▶ Source records:
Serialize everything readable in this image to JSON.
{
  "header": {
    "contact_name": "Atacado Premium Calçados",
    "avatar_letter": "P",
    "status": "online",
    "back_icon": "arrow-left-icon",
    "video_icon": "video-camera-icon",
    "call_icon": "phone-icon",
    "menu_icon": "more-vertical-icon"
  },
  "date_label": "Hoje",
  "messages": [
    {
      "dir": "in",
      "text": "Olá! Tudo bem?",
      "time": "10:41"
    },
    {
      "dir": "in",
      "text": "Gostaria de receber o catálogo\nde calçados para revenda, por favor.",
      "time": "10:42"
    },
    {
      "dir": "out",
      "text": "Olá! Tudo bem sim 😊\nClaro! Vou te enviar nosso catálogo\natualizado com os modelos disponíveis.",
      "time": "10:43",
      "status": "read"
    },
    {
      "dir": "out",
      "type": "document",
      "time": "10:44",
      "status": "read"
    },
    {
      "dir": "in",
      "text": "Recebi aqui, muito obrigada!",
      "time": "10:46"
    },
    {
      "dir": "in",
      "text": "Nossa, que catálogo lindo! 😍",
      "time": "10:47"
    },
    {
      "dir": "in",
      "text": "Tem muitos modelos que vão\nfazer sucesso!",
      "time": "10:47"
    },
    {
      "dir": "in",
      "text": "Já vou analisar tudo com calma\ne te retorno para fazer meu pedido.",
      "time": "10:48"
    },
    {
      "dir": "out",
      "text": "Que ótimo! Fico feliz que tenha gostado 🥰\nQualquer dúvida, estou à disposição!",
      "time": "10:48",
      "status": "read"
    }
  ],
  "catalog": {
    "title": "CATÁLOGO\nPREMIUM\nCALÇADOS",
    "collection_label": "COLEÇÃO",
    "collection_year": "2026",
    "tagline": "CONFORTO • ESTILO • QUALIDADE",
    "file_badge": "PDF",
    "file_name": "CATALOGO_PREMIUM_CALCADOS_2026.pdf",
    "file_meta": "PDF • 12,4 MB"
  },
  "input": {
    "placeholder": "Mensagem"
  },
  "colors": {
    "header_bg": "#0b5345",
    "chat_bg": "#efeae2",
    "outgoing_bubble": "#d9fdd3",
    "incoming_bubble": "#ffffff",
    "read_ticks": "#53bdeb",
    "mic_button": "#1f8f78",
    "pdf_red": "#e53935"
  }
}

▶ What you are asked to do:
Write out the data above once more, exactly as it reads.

▶ Solution to this exercise:
Serialize everything readable in this image to JSON.
{
  "header": {
    "contact_name": "Atacado Premium Calçados",
    "avatar_letter": "P",
    "status": "online",
    "back_icon": "arrow-left-icon",
    "video_icon": "video-camera-icon",
    "call_icon": "phone-icon",
    "menu_icon": "more-vertical-icon"
  },
  "date_label": "Hoje",
  "messages": [
    {
      "dir": "in",
      "text": "Olá! Tudo bem?",
      "time": "10:41"
    },
    {
      "dir": "in",
      "text": "Gostaria de receber o catálogo\nde calçados para revenda, por favor.",
      "time": "10:42"
    },
    {
      "dir": "out",
      "text": "Olá! Tudo bem sim 😊\nClaro! Vou te enviar nosso catálogo\natualizado com os modelos disponíveis.",
      "time": "10:43",
      "status": "read"
    },
    {
      "dir": "out",
      "type": "document",
      "time": "10:44",
      "status": "read"
    },
    {
      "dir": "in",
      "text": "Recebi aqui, muito obrigada!",
      "time": "10:46"
    },
    {
      "dir": "in",
      "text": "Nossa, que catálogo lindo! 😍",
      "time": "10:47"
    },
    {
      "dir": "in",
      "text": "Tem muitos modelos que vão\nfazer sucesso!",
      "time": "10:47"
    },
    {
      "dir": "in",
      "text": "Já vou analisar tudo com calma\ne te retorno para fazer meu pedido.",
      "time": "10:48"
    },
    {
      "dir": "out",
      "text": "Que ótimo! Fico feliz que tenha gostado 🥰\nQualquer dúvida, estou à disposição!",
      "time": "10:48",
      "status": "read"
    }
  ],
  "catalog": {
    "title": "CATÁLOGO\nPREMIUM\nCALÇADOS",
    "collection_label": "COLEÇÃO",
    "collection_year": "2026",
    "tagline": "CONFORTO • ESTILO • QUALIDADE",
    "file_badge": "PDF",
    "file_name": "CATALOGO_PREMIUM_CALCADOS_2026.pdf",
    "file_meta": "PDF • 12,4 MB"
  },
  "input": {
    "placeholder": "Mensagem"
  },
  "colors": {
    "header_bg": "#0b5345",
    "chat_bg": "#efeae2",
    "outgoing_bubble": "#d9fdd3",
    "incoming_bubble": "#ffffff",
    "read_ticks": "#53bdeb",
    "mic_button": "#1f8f78",
    "pdf_red": "#e53935"
  }
}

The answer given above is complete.